The 55-year-old Stoltenberg will replace Anders Fogh Rasmussen, who has been the head of the North Atlantic Treaty Organization for the past five years, reports The New York Times.
His unsurprising selection as the new secretary general comes as NATO is trying to figure out the best way to shore up security of allies as everyone waits for Russia's next move. The countries most at risk are not in the alliance.
"If the task for NATO now is to defuse the crisis with Russia over Ukraine, then Stoltenberg will be eminent," Frank Aarebrot, professor of comparative politics at the University of Bergen, said, according to Reuters. "He thrives on compromise. If the task is escalation, he won't be bad, but there are others who could do a better job."
Stoltenberg has made it known he backs Ukraine over the issue with Crimea and Russia. He said, "Russia's use of military force to modify its borders is unacceptable."
The Norwegian has dealt with Russia before, but back when Dmitry Medvedev was president.

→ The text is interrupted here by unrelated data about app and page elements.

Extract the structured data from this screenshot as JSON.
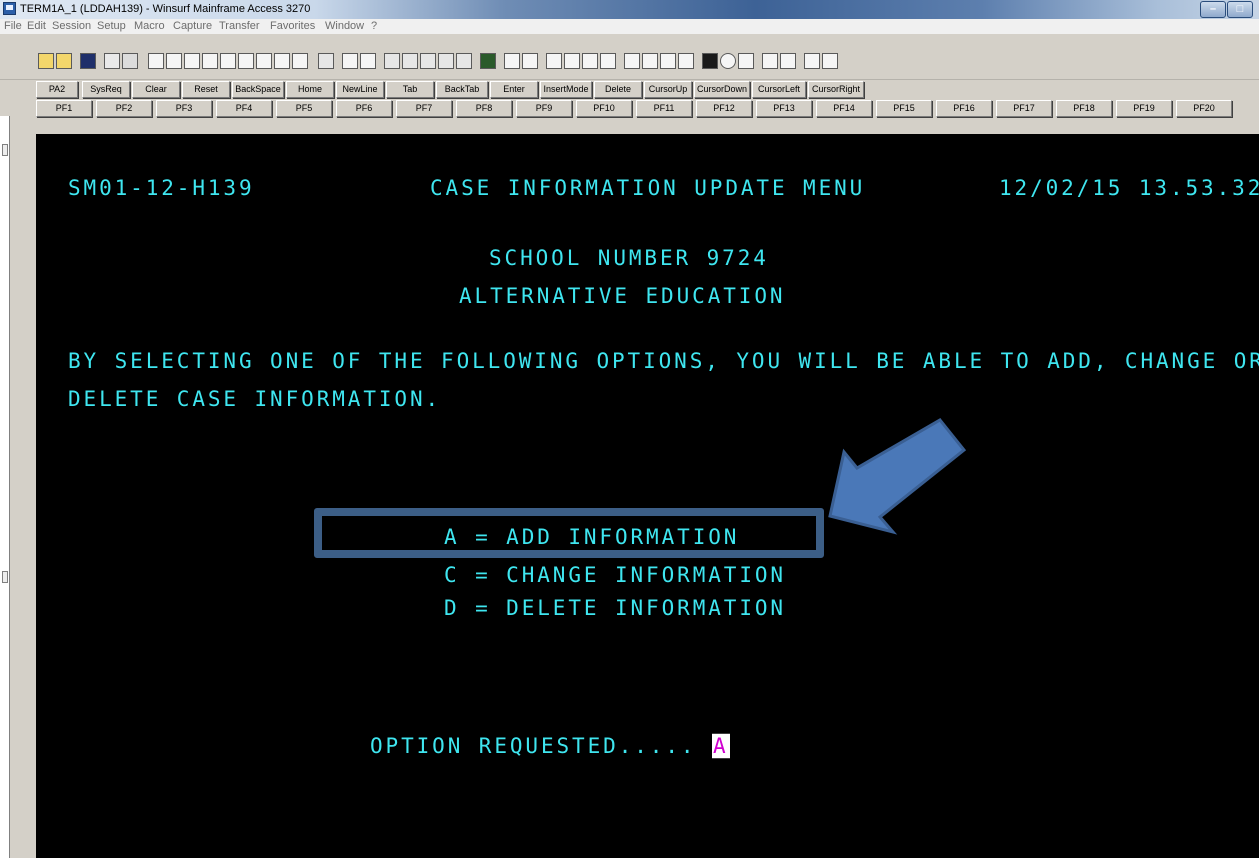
{
  "window": {
    "title": "TERM1A_1 (LDDAH139) - Winsurf Mainframe Access 3270"
  },
  "menu": [
    "File",
    "Edit",
    "Session",
    "Setup",
    "Macro",
    "Capture",
    "Transfer",
    "Favorites",
    "Window",
    "?"
  ],
  "keys_row1": [
    "PA2",
    "SysReq",
    "Clear",
    "Reset",
    "BackSpace",
    "Home",
    "NewLine",
    "Tab",
    "BackTab",
    "Enter",
    "InsertMode",
    "Delete",
    "CursorUp",
    "CursorDown",
    "CursorLeft",
    "CursorRight"
  ],
  "keys_row2": [
    "PF1",
    "PF2",
    "PF3",
    "PF4",
    "PF5",
    "PF6",
    "PF7",
    "PF8",
    "PF9",
    "PF10",
    "PF11",
    "PF12",
    "PF13",
    "PF14",
    "PF15",
    "PF16",
    "PF17",
    "PF18",
    "PF19",
    "PF20"
  ],
  "terminal": {
    "screen_id": "SM01-12-H139",
    "heading": "CASE INFORMATION UPDATE MENU",
    "datetime": "12/02/15 13.53.32",
    "school": "SCHOOL NUMBER 9724",
    "program": "ALTERNATIVE EDUCATION",
    "instructions_line1": "BY SELECTING ONE OF THE FOLLOWING OPTIONS, YOU WILL BE ABLE TO ADD, CHANGE OR",
    "instructions_line2": "DELETE CASE INFORMATION.",
    "options": [
      {
        "label": "A = ADD INFORMATION"
      },
      {
        "label": "C = CHANGE INFORMATION"
      },
      {
        "label": "D = DELETE INFORMATION"
      }
    ],
    "prompt": "OPTION REQUESTED.....",
    "input_value": "A"
  },
  "annotation": {
    "highlighted_option": "A = ADD INFORMATION",
    "box_color": "#3c5e86",
    "arrow_color": "#4a78b8"
  },
  "colors": {
    "terminal_text": "#3fe6f0",
    "terminal_bg": "#000000",
    "cursor_text": "#d000d0"
  }
}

He was able to solve a disagreement over their Arctic naval borders that had been going on for almost 40 years.
Stoltenberg was Norway's prime minister for the Labour Party from 2005 to 2013. He also served in parliament for over two decades.